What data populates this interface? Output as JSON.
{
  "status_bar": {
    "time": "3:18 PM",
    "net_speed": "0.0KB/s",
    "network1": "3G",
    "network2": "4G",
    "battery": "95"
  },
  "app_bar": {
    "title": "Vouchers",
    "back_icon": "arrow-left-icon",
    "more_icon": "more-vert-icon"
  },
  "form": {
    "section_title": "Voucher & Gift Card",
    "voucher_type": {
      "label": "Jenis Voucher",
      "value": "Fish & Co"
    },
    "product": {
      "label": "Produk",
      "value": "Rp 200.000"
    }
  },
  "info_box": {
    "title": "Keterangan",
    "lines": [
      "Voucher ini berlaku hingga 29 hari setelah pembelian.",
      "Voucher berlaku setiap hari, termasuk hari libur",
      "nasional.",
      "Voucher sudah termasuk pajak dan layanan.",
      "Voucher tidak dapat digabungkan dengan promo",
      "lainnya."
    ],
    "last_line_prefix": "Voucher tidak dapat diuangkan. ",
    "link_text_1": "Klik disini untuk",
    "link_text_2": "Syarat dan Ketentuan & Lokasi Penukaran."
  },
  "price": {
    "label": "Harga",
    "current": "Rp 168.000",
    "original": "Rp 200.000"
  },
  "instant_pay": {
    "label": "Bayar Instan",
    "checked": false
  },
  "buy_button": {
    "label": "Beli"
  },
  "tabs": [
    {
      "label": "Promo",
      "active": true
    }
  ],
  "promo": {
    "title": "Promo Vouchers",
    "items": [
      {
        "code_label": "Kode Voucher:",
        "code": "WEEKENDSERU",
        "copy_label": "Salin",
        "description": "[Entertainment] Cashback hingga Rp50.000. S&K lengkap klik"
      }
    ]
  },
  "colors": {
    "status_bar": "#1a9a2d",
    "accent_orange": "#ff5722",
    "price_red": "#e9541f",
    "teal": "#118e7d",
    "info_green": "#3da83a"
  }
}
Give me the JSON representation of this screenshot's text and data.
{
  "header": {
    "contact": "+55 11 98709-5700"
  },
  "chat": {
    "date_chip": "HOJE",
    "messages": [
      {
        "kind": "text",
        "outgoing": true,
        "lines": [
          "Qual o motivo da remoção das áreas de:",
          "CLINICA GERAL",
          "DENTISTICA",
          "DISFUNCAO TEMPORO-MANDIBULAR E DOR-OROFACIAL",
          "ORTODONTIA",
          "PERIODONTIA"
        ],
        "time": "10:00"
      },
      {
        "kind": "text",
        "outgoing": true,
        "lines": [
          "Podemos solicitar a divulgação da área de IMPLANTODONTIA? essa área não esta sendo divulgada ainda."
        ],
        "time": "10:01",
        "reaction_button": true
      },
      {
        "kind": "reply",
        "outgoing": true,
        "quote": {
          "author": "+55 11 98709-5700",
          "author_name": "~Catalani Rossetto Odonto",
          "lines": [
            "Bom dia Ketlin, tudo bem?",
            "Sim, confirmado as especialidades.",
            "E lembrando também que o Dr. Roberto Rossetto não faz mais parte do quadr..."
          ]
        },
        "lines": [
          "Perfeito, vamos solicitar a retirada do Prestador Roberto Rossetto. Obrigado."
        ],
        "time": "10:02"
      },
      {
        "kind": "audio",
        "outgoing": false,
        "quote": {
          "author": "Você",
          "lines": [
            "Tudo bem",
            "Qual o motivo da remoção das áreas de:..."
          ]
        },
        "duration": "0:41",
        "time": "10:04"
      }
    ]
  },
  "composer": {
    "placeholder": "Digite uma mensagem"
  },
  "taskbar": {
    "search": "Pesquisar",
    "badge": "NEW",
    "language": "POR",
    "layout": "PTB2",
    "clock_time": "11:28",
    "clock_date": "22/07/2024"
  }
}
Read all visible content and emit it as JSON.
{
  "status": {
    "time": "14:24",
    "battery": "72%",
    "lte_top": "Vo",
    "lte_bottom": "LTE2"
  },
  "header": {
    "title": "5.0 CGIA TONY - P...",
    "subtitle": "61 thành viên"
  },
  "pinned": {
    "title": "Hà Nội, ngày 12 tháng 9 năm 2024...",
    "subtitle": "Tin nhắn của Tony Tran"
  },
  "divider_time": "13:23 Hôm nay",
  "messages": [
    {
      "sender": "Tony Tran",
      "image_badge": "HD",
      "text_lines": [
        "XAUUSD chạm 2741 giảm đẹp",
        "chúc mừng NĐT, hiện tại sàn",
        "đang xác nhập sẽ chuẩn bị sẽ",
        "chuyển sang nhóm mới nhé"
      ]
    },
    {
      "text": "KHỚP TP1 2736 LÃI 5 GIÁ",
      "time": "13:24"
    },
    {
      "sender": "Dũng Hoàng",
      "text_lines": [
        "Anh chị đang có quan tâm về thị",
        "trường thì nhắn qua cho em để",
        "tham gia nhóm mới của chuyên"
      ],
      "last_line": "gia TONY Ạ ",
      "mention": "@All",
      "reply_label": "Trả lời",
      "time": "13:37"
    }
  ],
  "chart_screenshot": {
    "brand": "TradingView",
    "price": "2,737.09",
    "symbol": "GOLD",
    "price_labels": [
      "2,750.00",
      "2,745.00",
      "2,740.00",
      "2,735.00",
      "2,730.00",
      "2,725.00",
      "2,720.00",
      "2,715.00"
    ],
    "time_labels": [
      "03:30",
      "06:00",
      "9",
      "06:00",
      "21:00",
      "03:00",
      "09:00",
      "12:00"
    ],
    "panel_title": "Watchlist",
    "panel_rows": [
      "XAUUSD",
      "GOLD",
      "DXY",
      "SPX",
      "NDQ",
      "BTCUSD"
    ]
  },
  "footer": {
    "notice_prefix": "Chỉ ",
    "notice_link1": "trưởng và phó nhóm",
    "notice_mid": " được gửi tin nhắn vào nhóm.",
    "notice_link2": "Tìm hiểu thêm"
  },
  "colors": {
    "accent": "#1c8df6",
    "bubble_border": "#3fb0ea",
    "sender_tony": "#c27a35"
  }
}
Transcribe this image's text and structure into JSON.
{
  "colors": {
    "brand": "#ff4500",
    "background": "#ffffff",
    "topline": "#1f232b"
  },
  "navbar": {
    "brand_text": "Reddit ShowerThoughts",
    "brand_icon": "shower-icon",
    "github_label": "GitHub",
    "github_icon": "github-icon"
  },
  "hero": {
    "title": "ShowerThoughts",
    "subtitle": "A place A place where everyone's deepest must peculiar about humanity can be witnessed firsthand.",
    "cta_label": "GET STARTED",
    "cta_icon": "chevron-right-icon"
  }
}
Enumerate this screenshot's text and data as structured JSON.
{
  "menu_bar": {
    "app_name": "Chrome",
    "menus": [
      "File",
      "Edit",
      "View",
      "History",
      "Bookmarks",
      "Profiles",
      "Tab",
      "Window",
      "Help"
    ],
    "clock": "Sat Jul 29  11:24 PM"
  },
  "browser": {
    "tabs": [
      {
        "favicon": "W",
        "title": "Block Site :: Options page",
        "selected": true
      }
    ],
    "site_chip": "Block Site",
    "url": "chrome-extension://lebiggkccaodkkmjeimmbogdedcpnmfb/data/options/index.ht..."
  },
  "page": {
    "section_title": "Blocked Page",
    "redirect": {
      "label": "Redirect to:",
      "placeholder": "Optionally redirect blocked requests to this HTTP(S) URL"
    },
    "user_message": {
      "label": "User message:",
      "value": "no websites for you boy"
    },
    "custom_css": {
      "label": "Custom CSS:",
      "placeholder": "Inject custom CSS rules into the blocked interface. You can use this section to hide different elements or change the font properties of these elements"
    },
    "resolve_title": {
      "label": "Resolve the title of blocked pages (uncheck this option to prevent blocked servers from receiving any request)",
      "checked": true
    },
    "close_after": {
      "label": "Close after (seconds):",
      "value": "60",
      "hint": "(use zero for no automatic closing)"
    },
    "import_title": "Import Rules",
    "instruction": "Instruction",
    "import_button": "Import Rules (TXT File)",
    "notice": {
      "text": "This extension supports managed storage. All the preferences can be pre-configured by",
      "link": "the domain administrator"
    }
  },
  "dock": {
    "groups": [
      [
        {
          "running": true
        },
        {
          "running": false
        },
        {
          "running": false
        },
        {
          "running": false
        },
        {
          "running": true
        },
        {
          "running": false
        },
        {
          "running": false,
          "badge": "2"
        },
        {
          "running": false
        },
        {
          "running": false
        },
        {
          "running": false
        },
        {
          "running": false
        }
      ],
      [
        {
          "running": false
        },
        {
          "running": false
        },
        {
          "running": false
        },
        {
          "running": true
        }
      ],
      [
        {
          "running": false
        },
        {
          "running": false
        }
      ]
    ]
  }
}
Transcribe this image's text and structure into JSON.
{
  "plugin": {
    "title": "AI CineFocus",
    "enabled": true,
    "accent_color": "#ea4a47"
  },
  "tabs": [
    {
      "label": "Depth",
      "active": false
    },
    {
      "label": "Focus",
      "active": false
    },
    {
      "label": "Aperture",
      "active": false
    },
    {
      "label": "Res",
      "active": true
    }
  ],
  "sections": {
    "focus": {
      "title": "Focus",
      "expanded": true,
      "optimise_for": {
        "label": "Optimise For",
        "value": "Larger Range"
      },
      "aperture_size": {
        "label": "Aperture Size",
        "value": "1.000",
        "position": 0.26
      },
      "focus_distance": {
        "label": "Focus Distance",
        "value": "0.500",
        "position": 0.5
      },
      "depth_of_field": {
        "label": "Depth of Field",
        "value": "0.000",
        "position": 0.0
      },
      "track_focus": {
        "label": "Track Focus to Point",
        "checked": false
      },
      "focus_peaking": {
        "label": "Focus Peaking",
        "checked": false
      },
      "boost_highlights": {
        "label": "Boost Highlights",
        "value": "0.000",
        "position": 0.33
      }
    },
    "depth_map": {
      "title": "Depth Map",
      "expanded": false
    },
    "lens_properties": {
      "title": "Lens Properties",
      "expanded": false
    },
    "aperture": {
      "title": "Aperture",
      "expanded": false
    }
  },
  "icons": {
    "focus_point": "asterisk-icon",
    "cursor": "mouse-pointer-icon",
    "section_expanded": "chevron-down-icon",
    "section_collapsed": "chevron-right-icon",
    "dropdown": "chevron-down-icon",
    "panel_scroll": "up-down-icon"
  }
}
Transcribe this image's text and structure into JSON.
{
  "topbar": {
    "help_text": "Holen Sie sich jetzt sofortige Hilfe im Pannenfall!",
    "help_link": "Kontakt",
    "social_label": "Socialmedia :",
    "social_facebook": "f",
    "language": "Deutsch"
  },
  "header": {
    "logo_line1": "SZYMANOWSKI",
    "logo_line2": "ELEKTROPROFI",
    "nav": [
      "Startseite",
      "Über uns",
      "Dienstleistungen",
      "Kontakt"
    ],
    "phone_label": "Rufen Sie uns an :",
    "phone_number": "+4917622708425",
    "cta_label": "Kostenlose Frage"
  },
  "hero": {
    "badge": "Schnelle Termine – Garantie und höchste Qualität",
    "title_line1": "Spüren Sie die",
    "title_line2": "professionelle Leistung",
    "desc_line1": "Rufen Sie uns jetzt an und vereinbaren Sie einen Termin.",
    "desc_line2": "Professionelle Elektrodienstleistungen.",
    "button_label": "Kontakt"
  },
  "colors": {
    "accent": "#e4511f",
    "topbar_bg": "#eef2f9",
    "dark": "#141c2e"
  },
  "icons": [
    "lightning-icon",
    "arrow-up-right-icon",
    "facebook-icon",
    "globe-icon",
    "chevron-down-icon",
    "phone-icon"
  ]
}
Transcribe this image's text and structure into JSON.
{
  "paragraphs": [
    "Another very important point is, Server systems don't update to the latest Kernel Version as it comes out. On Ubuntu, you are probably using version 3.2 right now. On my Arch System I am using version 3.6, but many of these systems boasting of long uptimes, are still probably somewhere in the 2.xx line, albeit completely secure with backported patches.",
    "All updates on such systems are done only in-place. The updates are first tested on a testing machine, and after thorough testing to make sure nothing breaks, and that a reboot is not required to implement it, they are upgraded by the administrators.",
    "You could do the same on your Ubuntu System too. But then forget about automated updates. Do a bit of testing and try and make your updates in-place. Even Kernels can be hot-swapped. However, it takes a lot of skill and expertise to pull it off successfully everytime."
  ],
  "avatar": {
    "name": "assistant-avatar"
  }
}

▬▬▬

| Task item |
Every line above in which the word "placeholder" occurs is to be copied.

| Answer box |
    "placeholder": "Digite uma mensagem"
      "placeholder": "Optionally redirect blocked requests to this HTTP(S) URL"
      "placeholder": "Inject custom CSS rules into the blocked interface. You can use this section to hide different elements or change the font properties of these elements"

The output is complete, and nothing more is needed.